A former student at Mohammed Emwazi's London university has told Sky News it allowed a toxic environment of radical Islam, where holy war was glorified behind closed doors.
The University of Westminster has insisted it condemns the promotion of radicalisation and is trying to stop it, after Emwazi was unmasked as the Islamic State militant "Jihadi John".
The unnamed ex-student said groups active at the university "created a hostile environment towards non-Muslims, were anti-Israeli and homophobic remarks were rampant at the campus".
He added: "If this toxic environment endured after I left I am not surprised a 'normal' young Muslim struggling to find identity became radicalised."
The former student added the university was "excellent" but "their tolerance was abused by people who played a double game".
The University said in a statement: "We condemn the promotion of radicalisation, terrorism and violence or threats against any member of our community.
"We have strict policies to promote tolerance among our 20,000 student community, who come to study from over 150 nations.
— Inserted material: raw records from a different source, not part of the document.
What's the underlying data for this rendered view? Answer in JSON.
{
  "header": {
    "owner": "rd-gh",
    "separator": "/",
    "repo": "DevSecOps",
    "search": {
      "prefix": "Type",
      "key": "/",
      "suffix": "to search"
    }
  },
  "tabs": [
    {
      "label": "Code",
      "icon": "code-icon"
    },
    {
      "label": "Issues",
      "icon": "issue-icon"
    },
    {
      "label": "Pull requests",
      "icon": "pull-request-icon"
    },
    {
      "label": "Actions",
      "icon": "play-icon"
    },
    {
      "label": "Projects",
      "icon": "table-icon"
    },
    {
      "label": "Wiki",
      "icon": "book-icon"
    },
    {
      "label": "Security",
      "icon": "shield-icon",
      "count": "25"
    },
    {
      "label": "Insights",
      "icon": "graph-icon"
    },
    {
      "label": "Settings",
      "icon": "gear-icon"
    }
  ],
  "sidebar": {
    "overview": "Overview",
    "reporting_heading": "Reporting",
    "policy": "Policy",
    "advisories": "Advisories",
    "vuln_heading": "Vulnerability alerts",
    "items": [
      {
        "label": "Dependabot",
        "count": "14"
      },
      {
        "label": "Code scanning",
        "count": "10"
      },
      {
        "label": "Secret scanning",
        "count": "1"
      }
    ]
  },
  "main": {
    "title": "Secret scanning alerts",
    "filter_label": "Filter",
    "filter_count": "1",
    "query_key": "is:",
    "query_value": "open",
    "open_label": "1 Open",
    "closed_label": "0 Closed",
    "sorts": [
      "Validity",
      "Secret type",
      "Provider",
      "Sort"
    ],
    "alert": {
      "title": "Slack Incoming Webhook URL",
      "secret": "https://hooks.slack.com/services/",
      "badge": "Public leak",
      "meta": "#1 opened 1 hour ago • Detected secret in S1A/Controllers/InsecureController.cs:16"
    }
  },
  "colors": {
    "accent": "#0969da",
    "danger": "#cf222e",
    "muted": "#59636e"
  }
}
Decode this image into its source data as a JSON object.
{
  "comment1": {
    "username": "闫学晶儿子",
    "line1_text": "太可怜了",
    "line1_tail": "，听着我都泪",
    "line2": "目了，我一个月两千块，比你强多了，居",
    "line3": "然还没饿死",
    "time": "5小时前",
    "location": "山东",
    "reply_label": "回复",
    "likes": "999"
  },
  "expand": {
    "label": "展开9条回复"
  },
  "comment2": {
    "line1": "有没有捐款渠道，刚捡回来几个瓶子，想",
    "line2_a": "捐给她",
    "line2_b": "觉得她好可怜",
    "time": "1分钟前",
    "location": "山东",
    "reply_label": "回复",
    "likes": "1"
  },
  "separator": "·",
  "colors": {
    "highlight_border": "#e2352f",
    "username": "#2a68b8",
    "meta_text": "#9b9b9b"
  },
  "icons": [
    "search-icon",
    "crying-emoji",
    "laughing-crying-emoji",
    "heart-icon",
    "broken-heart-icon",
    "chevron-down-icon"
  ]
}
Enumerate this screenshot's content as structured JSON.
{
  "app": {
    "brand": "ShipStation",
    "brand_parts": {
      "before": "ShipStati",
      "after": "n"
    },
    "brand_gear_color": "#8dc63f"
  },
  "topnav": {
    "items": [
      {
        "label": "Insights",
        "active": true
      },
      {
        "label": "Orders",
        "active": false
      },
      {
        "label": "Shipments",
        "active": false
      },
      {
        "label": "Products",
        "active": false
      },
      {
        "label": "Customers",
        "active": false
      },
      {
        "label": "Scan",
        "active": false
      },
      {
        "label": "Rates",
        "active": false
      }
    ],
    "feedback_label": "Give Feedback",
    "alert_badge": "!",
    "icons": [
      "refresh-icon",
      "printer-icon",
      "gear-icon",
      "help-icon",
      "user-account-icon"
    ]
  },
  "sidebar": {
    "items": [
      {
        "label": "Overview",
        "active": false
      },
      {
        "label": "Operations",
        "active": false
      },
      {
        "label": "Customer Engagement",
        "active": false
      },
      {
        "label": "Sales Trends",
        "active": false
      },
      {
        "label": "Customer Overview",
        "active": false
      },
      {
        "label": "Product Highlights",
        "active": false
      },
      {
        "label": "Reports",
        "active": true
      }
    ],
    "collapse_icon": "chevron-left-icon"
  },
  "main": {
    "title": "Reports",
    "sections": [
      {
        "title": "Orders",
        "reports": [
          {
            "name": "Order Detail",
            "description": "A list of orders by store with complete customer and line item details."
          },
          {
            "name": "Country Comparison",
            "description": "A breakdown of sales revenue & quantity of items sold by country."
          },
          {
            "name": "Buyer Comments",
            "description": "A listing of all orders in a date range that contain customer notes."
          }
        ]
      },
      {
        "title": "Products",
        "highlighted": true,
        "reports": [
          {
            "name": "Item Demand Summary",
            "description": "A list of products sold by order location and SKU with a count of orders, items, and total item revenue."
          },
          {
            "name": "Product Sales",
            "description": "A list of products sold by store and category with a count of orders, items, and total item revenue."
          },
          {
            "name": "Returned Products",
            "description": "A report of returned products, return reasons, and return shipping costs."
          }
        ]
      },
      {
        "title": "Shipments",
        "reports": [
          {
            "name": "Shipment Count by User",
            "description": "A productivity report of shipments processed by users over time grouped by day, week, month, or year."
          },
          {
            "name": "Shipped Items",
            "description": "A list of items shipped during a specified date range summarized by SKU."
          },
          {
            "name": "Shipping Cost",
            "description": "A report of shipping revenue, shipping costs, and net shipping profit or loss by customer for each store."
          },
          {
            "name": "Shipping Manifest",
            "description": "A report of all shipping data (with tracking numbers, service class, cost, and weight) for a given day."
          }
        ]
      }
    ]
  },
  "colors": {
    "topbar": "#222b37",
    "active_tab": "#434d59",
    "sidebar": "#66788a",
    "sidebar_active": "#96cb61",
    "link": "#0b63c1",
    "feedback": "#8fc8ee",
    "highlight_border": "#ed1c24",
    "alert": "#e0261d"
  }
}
"Any student found to be engaging in radicalised activity or intimidating others would be subject to disciplinary procedures."
Emwazi, 26, studied at the university between 2006 and 2009, earning a computer programming degree.
Earlier, an ex-school pupil of Emwazi said he seemed peculiar and violent as a youngster.
The man, who does not want to be named, also told Sky News that Emwazi "got into some fights" and smoked, but there was nothing in his secondary school that could have left him radicalised.
However, he said there was potential for him to be groomed because he kept himself to himself and did not make eye contact.
There has been widespread shock at Quintin Kynaston Academy following Emwazi's apparent involvement in a series of IS videos which show the gruesome beheadings of Western hostages.
The school said in a statement it was "shocked and sickened" that one of their alumni had become involved in terrorism.
MI5 has reportedly questioned Emwazi's former teachers following on from his identification.
The former pupil said there was nothing to suggest Emwazi was religious during his teenage years.
"There was something peculiar about him in that he was violent but he wasn't someone who was loud, who talked in a provocative way," the ex-schoolmate said.
He believes the IS militant's education beyond secondary school may be responsible for his transformation into a cold-blooded killer.
In the same year Emwazi graduated, he was reportedly questioned by an MI5 officer in Amsterdam and was accused of attempting to travel to Somalia to join a terror group.
A former reviewer of UK terrorism legislation has suggested Emwazi might have been prevented from joining IS had restrictions on suspects not been relaxed.
Lib Dem peer Lord Carlile told Sky News: "Had control orders been in place, in my review there is a realistic prospect that Mohammed Emwazi and at least two of his associates would have been the subject of control orders with a compulsory relocation."
Former shadow home secretary David Davis said the revelation that Emwazi had been on the authorities' radar showed the approach of MI5 was "ineffective".
But current Home Secretary Theresa May rallied to the defence of the security and intelligence services, calling them "true heroes".
The Home Office said: "Control orders were not working and were being struck down by the courts.
"TPIMs (Terrorism Prevention and Investigation Measures) have been endorsed by the courts, counter-terrorism reviewers, the police, and the Security Service."